President Obama is making a full-court press to patch up his relations with the business community.
The president has named William Daley, a JPMorgan Chase executive, as White House chief of staff. On Friday, he named Gene Sperling, an economist who has done work for Goldman Sachs, to replace Larry Summers as head of the National Economic Council. Last month, he held a peace summit with 20 CEOs. And on Feb. 7, he will address America’s largest business federation, the US Chamber of Commerce, which spent $33 million in the last election mostly to defeat Democrats.
Relations soured early in Mr. Obama’s presidency, with the economy in free-fall and frustration boiling. Obama’s populist rhetoric – see “fat cat bankers” – may have sounded good to some in his liberal base, but it left the business community wondering if he understood its role in helping the economy recover even as financial institutions (and the auto industry) got government bailouts. Health-care reform and financial regulatory reform have also left the business world feeling burdened.
But late in 2010, when Obama went along with a two-year extension on Bush-era tax cuts for top earners, business leaders applauded. At the very least, with the legislation settled, they now know the score and can plan. And with Mr. Daley taking the helm as Obama’s chief operating officer, corporate leaders know they will have someone on the inside who understands their concerns.
“We keep hearing that the corporate world not only feels disconnnected from the White House, but also has a sense that there’s not the level of predictability they need to start making investments,” says Matt Bennett, vice president for public affairs at Third Way, a moderate Democratic think tank. The appointment of Daley is “a signal that predictability is on its way.”
Not that Daley can or will undo policies that the business community doesn’t like. He will do Obama’s bidding – and that means defending health-care reform and the new financial regulations. But going forward, as the Obama administration seeks to promote economic growth and job creation, Daley will be a sympathetic ear to the corporate community.
The White House is eager to see the $2 trillion sitting in corporate treasuries invested in the US economy, and Daley could be instrumental in addressing businesses’ concerns.
“Few Americans can boast the breadth of experience that Bill brings to this job,” Obama said Thursday in introducing Daley. “He’s led major corporations; he possesses a deep understanding of how jobs are created.”
Before becoming a senior executive with JPMorgan Chase investment bank, Daley was president of SBC Communications (now AT&T) and vice chairman of Evercore Capital Partners.
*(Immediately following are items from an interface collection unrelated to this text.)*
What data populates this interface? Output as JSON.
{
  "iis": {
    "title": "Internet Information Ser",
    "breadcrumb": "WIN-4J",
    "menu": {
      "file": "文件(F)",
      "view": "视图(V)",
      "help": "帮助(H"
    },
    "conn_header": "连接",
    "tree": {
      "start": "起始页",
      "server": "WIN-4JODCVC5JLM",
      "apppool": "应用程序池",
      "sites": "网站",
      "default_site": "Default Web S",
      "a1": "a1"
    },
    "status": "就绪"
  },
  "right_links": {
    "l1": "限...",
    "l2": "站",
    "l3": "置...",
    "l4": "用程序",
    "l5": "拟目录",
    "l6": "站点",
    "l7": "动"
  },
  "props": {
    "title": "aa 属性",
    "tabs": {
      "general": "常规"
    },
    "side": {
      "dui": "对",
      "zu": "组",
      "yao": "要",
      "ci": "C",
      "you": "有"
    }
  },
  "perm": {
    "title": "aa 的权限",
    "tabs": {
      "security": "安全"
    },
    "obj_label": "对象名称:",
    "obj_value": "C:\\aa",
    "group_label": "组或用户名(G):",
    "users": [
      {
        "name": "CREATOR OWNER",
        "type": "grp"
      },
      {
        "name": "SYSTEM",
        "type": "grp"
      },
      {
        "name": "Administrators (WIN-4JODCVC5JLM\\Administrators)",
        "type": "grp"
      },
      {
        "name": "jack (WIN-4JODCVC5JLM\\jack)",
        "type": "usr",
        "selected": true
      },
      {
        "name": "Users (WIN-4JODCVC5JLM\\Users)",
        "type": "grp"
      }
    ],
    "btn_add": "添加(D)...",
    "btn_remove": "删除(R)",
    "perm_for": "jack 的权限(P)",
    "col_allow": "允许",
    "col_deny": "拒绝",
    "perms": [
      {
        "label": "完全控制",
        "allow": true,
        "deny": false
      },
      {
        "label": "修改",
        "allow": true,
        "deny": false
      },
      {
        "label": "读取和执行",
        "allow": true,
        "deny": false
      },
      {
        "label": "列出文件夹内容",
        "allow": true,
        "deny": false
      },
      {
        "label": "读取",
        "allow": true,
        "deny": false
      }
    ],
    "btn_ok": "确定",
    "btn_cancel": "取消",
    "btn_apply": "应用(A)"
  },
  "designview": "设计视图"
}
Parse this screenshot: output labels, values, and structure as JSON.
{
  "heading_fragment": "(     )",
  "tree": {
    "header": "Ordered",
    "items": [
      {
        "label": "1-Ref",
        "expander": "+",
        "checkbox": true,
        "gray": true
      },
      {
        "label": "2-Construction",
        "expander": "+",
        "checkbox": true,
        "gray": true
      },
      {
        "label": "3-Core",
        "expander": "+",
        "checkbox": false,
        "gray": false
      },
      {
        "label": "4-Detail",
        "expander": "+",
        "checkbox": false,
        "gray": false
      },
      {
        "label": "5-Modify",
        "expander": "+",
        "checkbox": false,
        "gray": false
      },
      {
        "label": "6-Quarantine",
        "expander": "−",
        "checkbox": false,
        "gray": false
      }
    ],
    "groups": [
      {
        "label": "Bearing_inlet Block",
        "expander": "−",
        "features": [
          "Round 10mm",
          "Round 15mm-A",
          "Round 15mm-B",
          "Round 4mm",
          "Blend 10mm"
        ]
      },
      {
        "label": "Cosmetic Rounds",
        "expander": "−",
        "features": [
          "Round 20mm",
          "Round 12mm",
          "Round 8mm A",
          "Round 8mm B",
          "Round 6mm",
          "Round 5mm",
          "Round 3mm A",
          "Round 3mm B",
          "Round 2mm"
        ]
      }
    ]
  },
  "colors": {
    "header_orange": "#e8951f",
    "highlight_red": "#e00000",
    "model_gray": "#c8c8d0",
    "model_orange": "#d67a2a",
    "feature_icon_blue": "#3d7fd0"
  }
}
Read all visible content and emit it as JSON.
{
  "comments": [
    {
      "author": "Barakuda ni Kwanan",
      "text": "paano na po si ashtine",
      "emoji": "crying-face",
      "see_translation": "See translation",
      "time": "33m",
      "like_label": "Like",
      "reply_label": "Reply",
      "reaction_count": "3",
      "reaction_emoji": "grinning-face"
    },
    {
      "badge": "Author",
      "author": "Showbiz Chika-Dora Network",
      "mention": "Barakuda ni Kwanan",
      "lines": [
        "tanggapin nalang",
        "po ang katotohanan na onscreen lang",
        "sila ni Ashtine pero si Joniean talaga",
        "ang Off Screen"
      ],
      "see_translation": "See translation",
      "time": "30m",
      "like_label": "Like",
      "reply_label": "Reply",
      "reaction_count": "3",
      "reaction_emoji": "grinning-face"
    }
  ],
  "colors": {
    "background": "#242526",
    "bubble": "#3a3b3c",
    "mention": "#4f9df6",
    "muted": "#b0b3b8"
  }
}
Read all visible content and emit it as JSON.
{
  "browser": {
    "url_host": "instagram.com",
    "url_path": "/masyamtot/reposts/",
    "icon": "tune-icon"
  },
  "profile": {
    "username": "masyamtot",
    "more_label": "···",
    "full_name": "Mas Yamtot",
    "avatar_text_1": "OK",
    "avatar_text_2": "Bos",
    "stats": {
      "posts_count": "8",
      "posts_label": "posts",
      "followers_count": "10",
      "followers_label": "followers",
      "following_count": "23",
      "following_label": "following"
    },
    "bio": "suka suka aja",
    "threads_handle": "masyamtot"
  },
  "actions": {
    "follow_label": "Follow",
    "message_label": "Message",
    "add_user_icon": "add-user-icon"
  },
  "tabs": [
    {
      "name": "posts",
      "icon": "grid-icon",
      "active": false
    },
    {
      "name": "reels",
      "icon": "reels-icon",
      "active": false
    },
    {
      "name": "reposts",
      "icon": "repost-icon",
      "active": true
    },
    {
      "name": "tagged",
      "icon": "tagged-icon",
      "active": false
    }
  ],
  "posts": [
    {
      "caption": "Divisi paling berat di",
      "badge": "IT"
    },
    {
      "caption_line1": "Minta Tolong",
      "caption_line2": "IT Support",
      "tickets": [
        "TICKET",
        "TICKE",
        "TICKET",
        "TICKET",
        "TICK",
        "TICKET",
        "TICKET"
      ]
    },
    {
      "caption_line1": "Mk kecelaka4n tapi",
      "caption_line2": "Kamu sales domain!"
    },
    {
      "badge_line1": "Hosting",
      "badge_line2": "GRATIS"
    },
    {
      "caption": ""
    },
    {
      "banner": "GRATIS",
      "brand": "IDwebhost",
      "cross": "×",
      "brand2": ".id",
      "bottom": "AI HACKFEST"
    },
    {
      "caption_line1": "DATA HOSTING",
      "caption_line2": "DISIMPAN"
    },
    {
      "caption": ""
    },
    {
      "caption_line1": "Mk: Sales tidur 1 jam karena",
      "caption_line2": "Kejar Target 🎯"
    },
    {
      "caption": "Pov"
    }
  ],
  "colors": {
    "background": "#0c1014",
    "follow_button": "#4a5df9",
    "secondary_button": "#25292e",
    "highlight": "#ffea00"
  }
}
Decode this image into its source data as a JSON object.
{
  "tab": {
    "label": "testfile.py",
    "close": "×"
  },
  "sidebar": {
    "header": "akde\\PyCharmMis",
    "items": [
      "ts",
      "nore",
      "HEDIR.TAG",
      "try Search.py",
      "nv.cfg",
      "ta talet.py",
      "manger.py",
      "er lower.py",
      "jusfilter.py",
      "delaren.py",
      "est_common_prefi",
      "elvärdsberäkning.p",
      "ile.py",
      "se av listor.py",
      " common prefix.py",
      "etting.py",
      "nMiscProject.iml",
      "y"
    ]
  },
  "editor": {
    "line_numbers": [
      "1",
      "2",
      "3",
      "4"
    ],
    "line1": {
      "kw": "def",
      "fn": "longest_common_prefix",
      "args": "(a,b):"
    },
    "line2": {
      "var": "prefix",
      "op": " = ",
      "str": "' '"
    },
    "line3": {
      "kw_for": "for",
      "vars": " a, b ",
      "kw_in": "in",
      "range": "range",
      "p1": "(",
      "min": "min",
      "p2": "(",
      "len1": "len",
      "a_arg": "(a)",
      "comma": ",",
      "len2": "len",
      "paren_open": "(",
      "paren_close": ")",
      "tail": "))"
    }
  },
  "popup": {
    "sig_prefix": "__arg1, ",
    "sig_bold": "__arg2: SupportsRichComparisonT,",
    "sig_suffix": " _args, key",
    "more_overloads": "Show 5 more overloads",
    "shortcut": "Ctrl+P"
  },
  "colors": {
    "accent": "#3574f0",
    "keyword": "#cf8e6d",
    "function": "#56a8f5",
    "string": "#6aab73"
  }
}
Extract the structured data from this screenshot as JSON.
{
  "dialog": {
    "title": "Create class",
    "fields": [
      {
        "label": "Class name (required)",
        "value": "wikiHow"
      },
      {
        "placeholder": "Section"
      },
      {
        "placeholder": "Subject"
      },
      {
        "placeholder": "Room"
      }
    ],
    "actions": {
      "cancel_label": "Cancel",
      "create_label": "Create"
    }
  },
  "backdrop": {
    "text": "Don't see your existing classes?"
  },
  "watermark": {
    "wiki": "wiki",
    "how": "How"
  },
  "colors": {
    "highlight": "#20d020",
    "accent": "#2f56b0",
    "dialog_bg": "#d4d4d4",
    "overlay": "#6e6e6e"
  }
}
He also served as Commerce secretary under President Clinton.
Obama’s push to double US exports by 2015 has also led to more focus on business promotion abroad. The president met with a delegation of US business leaders during his trip to India in the fall. He is pushing for congressional ratification of the US-South Korea free-trade agreement and is working on stalled trade pacts with Colombia and Panama.
On Thursday, the Obama administration made a proposal to end an effective ban on long-haul Mexican trucks from entering the United States. The ban, which Mexico claimed violated the North American Free Trade Agreement (NAFTA), led to $2.4 billion in punitive tariffs on US products imported to Mexico. Resolving the dispute would help US businesses.
Corporate bailouts, which started at the end of George W. Bush’s presidency, left populists on the left and right dismayed with Washington. It was the Obama administration’s mortgage bailout plan that sparked the tea party movement in early 2009.
Now, with Daley moving to the White House, the left is reacting with some chagrin. But a key figure in the labor movement, an important part of Obama’s base, is reacting cautiously.
On MSNBC Friday, when asked to elaborate, Mr. Trumka expressed hope that Daley would reach out to “diverse groups” – not just the business community. The message of the midterm elections, he said, was that “the American public doesn't think that the White House, the Senate, or the House, or the state governments were listening to working people.”
The bottom line for all concerned will be economic growth and job creation. If the numbers head in the right direction, neither business nor labor will have much complaint.